The program is also expected to be a significant economic boost to the North East, generating employment opportunities for skilled and unskilled labor. It is expected that US$13.5 million, about one-fifth of the total investment required for NEHRP, would be pumped back to the local economy as wage income. It would also contribute to the training of skilled construction workers, consequently allowing the resumption of economic activity in the war devastated region through increased construction activity.
The program would be implemented in four phases over four years. A district would have to meet 50 percent of its housing target for a particular phase to trigger an early move to the subsequent phase. The beneficiaries will provide labor, land, and upgrade the basic unit of 400 square feet where possible over time.
As the NEHRP program begins building houses for the poorest conflict-affected families, it is hoped that interest by other donors to co-finance NEHRP will materialize to strengthen and take forward the program.
The North East Provincial Council (NEPC) in Trincomalee would be the implementing agency. A National Steering Committee under the chairmanship of the Secretary to the Ministry of Relief, Rehabilitation and Reconciliation would monitor the overall program.
A Provincial Program Coordinating Committee would meet once every two months, and will be responsible for supervising NEHRP. The NEPC established the North East Housing Reconstruction Unit (NEHRU) to manage the program, which would be chaired by Chief Secretary of the NEPC.
NEHRP is a key element of the World Bank Group's Country Assistance Strategy (CAS) for Sri Lanka and emphasizes peace as a precondition for sustained economic growth in Sri Lanka and as stated in the CAS "without peace, there is no prospect for development."

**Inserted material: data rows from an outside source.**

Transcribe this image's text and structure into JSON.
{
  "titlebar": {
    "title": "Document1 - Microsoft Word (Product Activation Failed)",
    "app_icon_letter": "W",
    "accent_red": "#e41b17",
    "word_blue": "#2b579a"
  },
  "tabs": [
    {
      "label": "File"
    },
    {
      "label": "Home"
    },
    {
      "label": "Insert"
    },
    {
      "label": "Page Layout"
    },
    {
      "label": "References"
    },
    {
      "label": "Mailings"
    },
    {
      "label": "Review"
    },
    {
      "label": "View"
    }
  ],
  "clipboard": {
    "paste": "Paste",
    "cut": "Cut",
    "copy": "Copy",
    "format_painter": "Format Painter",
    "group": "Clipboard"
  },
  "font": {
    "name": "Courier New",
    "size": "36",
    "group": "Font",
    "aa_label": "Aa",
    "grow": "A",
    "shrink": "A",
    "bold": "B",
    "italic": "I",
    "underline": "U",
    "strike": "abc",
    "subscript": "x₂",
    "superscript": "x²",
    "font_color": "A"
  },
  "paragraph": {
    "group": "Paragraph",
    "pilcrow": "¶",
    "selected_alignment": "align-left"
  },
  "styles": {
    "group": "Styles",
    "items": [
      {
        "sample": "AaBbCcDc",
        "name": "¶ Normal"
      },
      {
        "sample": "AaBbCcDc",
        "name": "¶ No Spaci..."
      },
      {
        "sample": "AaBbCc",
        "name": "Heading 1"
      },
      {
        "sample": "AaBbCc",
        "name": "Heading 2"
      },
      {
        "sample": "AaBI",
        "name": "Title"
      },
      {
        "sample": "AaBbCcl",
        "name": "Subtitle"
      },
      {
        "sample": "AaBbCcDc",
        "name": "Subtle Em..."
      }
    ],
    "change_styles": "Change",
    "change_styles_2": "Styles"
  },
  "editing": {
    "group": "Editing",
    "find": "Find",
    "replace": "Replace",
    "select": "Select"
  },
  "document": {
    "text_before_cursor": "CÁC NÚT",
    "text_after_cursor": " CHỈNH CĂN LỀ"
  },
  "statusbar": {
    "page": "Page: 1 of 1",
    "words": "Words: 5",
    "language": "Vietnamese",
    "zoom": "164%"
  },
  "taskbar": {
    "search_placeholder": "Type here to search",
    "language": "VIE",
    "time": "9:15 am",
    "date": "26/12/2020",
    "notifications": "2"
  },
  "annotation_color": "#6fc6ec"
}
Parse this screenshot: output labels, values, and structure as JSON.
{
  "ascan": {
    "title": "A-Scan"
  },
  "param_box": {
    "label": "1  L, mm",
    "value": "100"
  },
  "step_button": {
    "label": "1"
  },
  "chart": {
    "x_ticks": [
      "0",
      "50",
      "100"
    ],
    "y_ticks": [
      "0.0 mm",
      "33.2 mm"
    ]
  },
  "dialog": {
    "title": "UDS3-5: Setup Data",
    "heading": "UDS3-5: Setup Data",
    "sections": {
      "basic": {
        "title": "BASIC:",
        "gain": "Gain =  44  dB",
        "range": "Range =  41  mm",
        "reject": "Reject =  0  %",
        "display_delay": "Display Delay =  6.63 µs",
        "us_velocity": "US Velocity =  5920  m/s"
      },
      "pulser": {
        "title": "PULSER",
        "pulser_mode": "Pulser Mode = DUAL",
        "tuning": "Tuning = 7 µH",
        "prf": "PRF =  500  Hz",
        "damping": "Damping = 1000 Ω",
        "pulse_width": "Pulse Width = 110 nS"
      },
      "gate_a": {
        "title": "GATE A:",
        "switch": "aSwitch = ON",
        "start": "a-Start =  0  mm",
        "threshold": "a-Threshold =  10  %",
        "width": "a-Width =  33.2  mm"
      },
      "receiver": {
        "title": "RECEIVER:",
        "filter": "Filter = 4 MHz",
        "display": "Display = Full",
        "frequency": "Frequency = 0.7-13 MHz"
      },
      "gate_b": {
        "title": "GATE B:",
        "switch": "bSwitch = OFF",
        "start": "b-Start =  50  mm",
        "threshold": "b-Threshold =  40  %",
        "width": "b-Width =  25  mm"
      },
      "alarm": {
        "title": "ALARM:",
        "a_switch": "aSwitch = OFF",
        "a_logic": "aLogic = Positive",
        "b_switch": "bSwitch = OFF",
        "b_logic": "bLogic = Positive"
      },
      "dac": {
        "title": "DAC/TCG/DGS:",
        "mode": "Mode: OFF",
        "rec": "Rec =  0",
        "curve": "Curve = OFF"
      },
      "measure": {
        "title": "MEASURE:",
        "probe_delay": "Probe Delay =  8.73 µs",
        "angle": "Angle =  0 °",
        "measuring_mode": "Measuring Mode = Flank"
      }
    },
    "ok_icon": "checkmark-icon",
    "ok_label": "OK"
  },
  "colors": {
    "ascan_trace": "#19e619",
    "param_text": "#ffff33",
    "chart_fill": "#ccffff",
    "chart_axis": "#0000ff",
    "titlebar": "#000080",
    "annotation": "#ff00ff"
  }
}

The US$75 million is from the International Development Association, the concessionary arm of the World Bank, and is a loan with a 10-year grace period, a maturity of 40 years, zero interest, and a 0.75% service charge on the outstanding amount.